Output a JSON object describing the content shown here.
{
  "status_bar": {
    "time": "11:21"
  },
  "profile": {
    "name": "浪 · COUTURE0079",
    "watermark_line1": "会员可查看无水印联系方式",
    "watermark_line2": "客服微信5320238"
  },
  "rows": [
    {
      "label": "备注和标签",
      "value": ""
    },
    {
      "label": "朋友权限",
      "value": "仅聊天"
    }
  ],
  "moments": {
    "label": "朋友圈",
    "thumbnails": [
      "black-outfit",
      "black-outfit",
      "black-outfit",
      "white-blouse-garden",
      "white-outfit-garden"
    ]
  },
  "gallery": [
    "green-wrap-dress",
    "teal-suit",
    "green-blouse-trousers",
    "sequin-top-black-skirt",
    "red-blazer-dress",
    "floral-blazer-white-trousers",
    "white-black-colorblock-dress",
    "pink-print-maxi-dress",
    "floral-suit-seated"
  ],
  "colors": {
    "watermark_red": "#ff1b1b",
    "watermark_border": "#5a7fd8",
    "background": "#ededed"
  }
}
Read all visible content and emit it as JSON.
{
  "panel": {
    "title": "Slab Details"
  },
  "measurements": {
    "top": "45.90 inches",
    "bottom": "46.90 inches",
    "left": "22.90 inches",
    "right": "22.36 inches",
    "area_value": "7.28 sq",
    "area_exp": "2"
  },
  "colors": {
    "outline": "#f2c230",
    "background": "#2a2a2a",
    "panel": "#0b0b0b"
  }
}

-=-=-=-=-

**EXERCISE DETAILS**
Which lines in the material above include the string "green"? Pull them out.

**WRITTEN SOLUTION**
    "green-wrap-dress",
    "green-blouse-trousers",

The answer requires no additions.